Teeth Tell A Tale

We can find out about how animals live by looking at their teeth.

Look at the diagram of the dog's teeth and then go to the other examples of skulls and teeth and compare each group of teeth (incisors, canines and molars) to see how they are modified for different types of food.


Dog Skull

Let's look at a dog's skull - a familiar animal, to get an idea of the basic structure of a skull and jaws and the arrangement of teeth.

The upper jaw is formed from the base of the skull. The lower jaw is made up of two bones which are loosely fused at the front and on each side (left and right) is hinged behind with muscles to the back of the skull. Movement of these muscles works the lower jaw up-and-down and in some animals sideways as well.

Teeth are anchored in sockets on both upper and lower jaws and inside are supplied with nerves. Teeth are of several sorts, each shaped for handling different sorts of food. Basically teeth comprise two incisors (for cutting and slicing) at the front on each side of the upper and lower jaws. (This means four upper and four lower incisors). Behind the incisors on each side there is a canine tooth (for piercing, stabbing and holding); thus there are four canines. Behind the canines are two premolars and two molars all of which are shaped for grinding and chewing.
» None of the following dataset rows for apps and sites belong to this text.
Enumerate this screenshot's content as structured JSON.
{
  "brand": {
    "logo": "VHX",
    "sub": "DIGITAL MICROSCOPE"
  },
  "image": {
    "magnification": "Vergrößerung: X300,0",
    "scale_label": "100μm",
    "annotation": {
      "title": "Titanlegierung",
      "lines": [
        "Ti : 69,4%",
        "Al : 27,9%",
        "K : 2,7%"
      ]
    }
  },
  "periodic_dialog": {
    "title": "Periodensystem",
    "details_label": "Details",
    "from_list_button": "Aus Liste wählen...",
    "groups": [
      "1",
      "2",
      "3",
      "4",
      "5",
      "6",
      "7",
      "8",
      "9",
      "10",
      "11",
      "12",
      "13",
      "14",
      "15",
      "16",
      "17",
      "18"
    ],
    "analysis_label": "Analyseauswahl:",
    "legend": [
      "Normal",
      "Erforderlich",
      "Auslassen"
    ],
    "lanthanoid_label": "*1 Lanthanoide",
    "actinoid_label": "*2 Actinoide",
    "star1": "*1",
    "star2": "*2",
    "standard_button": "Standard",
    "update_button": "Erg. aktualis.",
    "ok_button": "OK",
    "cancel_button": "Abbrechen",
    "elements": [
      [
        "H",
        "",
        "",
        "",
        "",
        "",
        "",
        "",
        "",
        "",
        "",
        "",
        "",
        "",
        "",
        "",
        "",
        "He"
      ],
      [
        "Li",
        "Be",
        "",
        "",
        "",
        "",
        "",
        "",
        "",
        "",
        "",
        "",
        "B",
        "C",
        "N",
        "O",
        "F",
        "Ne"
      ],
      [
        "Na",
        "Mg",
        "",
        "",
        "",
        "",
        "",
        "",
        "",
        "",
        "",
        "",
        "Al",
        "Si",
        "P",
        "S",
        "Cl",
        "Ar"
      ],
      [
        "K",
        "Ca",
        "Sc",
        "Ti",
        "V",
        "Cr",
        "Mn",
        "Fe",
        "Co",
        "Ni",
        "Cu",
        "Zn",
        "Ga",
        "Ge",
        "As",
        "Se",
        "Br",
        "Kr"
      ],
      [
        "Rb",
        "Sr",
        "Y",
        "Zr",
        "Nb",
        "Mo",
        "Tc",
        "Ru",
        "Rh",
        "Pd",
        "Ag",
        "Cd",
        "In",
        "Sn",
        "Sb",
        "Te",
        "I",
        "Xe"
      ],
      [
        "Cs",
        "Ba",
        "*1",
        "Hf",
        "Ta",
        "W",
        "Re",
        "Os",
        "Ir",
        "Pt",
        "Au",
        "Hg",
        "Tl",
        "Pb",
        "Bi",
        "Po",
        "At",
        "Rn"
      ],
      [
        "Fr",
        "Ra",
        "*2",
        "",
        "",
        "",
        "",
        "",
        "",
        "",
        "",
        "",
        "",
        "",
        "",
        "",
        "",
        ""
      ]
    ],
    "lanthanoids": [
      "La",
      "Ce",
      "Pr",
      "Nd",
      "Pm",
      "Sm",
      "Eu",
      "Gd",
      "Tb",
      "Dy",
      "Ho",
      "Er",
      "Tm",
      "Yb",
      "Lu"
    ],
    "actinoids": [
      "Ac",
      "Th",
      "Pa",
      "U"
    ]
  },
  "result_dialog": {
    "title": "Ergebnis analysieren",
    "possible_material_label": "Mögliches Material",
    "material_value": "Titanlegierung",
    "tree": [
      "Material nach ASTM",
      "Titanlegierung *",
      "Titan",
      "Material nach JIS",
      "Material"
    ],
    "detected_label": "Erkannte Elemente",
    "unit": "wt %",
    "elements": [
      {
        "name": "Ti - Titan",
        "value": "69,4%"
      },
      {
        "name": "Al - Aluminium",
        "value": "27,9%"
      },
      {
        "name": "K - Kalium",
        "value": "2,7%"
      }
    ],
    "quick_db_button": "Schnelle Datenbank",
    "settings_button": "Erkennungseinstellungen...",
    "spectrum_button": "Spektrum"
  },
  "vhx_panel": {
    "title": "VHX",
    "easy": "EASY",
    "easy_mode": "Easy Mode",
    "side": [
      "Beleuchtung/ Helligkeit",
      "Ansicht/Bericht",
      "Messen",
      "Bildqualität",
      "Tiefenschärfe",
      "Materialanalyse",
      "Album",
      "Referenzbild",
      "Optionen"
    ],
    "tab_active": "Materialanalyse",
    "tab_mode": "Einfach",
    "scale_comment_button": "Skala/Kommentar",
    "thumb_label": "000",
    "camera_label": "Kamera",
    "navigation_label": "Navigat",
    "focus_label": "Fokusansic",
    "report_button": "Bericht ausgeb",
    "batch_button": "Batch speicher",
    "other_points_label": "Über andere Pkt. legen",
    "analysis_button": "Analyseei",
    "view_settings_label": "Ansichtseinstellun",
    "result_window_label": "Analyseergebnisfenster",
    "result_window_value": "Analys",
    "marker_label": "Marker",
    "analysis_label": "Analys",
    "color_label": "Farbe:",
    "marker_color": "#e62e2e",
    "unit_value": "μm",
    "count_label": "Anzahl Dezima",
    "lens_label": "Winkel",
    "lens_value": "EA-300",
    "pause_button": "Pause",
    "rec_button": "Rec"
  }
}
Dogs are carnivorous animals and their canines, like those of cats and all carnivores, are long and pointed. Wild dogs such as the dingo, and other carnivores, catch live prey mainly other vertebrate animals and the canines grasp, jab and hold the prey

In the dog the incisors are comparatively small and unspecialised. However in herbivorous animals the incisors are variously modified and specialised for cutting and tearing grass and other plants or for browsing on higher plants.

After killing their prey with the canines, dogs and carnivores tear, chew and grind the prey with their molars which have “crowns” and grinding surfaces.